▶ [Work order]: Type out the entries again, keeping every word unchanged.

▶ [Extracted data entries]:
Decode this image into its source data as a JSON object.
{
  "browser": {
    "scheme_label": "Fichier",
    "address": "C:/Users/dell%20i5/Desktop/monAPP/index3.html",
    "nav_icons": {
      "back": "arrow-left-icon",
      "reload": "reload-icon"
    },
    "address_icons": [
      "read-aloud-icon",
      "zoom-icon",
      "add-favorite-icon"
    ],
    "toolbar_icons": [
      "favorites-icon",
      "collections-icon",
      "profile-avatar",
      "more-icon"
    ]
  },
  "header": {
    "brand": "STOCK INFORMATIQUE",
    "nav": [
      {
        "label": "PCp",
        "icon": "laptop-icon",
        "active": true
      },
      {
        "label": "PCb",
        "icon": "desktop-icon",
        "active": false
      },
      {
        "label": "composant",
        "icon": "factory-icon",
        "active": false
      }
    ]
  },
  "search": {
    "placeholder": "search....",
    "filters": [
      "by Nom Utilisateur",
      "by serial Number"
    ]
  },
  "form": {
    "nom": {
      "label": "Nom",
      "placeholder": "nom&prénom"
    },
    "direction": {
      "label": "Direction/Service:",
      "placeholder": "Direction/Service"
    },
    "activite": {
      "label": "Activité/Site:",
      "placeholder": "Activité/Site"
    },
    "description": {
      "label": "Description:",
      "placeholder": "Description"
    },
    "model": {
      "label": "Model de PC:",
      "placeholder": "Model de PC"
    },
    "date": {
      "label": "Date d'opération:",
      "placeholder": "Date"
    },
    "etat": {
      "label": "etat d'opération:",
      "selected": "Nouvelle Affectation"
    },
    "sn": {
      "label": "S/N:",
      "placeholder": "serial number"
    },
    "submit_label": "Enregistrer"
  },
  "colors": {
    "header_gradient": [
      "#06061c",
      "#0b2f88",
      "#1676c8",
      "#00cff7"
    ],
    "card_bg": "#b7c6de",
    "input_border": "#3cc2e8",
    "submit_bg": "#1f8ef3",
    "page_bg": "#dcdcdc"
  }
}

▶ [Answer below]:
Decode this image into its source data as a JSON object.
{
  "browser": {
    "scheme_label": "Fichier",
    "address": "C:/Users/dell%20i5/Desktop/monAPP/index3.html",
    "nav_icons": {
      "back": "arrow-left-icon",
      "reload": "reload-icon"
    },
    "address_icons": [
      "read-aloud-icon",
      "zoom-icon",
      "add-favorite-icon"
    ],
    "toolbar_icons": [
      "favorites-icon",
      "collections-icon",
      "profile-avatar",
      "more-icon"
    ]
  },
  "header": {
    "brand": "STOCK INFORMATIQUE",
    "nav": [
      {
        "label": "PCp",
        "icon": "laptop-icon",
        "active": true
      },
      {
        "label": "PCb",
        "icon": "desktop-icon",
        "active": false
      },
      {
        "label": "composant",
        "icon": "factory-icon",
        "active": false
      }
    ]
  },
  "search": {
    "placeholder": "search....",
    "filters": [
      "by Nom Utilisateur",
      "by serial Number"
    ]
  },
  "form": {
    "nom": {
      "label": "Nom",
      "placeholder": "nom&prénom"
    },
    "direction": {
      "label": "Direction/Service:",
      "placeholder": "Direction/Service"
    },
    "activite": {
      "label": "Activité/Site:",
      "placeholder": "Activité/Site"
    },
    "description": {
      "label": "Description:",
      "placeholder": "Description"
    },
    "model": {
      "label": "Model de PC:",
      "placeholder": "Model de PC"
    },
    "date": {
      "label": "Date d'opération:",
      "placeholder": "Date"
    },
    "etat": {
      "label": "etat d'opération:",
      "selected": "Nouvelle Affectation"
    },
    "sn": {
      "label": "S/N:",
      "placeholder": "serial number"
    },
    "submit_label": "Enregistrer"
  },
  "colors": {
    "header_gradient": [
      "#06061c",
      "#0b2f88",
      "#1676c8",
      "#00cff7"
    ],
    "card_bg": "#b7c6de",
    "input_border": "#3cc2e8",
    "submit_bg": "#1f8ef3",
    "page_bg": "#dcdcdc"
  }
}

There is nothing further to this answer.